UCL and collaborator on the Chameleon Project.
Revealing the Chameleon Project
“The collaborative team have worked on Chameleon for nearly two years. This has been a research project drawing together methodologies from art and science. The connections and developments that have been made cross disciplines and to some individual research have given a richness and uniqueness to the Chameleon project that enables it to nimbly cross arts and science exhibition spaces and research environments. Embedding and linking both disciplines from the outset has ensured that the project has its own artistic signature while also enabling development of each collaborator’s particular research area.
"The project has undergone a number of phases or iterations in 10 stages. This exhibition at Fabrica marks stage 9 of Chameleon. In curating it is rare to have the chance to work on the exhibition of an artist’s process dedicated to one specific subject area. In Chameleon, Brighton has been particularly resonant in that respect with the collaboration between Fabrica, Lighthouse and InQbate allowing the various stages and qualities of the project to be displayed to play to the strength of those venues.”
Helen Sloan, Director of SCAN and consultant curator to Chameleon

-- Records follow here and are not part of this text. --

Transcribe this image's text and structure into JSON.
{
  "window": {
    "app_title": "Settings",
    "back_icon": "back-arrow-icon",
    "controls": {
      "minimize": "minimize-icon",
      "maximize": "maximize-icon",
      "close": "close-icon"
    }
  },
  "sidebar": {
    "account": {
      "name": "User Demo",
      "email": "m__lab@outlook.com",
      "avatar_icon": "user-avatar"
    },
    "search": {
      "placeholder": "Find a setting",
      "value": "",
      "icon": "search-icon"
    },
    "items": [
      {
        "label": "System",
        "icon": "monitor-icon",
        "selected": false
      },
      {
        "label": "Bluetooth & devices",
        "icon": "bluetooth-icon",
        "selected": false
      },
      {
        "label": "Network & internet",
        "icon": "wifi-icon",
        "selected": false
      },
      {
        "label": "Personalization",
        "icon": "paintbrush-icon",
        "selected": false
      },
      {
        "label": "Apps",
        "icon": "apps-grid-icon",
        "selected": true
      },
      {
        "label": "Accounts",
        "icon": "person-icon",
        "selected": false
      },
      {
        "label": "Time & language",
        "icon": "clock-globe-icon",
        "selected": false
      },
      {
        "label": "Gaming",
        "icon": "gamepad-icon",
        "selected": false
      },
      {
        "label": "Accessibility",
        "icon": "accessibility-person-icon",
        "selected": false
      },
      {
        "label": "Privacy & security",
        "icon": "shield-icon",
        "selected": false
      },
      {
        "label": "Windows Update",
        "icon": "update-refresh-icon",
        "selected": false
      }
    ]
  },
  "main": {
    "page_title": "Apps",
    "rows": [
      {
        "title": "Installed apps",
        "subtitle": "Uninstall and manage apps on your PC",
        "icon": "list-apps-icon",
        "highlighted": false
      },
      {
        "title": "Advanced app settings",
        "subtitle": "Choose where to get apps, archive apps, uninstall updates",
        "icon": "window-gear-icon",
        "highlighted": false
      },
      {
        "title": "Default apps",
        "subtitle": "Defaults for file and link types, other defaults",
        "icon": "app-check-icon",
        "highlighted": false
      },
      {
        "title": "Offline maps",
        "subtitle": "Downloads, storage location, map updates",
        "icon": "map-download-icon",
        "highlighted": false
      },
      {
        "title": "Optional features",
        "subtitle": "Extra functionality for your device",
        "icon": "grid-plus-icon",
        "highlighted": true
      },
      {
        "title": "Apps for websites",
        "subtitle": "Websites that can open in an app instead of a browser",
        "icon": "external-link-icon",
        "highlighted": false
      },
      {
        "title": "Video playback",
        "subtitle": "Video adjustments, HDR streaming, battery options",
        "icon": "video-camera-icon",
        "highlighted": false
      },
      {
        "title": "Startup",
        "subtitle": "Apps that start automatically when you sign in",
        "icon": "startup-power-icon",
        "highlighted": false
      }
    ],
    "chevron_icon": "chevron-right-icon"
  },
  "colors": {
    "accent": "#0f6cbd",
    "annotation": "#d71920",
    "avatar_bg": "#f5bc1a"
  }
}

“As a Human-Computer Interaction (HCI) expert, my role is to work with the artist and the audience to investigate how the audience interacts with and experiences Chameleon. I am interested in how people interpret or appropriate Chameleon and how to improve its design to facilitate a rich emotional experience that is not only defined by the artist but also by the meaning the audience itself attributes to the interaction unfolding.I am particularly interested in how non-verbal language can be used to modulate emotional experience through the use of affect-aware technology. What I want to learn is how people read and react to others’ emotions when the other is not a physical person, and what the factors are that can facilitate or inhibit emotional interaction.What I like in Chameleon is that it does not purely mimic the emotional expression of its audience. This would constrain the type of interpretation and experience possible. The loose emotional transfer mechanism integrated in Chameleon keeps a certain level of ambiguity that leaves space for personal interpretation and reflection. From an HCI perspective, it becomes an interesting platform to explore emotional communication in all its facets.”
Dr Nadia Berthouze Human-Computer Interaction scientist and lecturer at the UCL Interaction Centre,
University College London.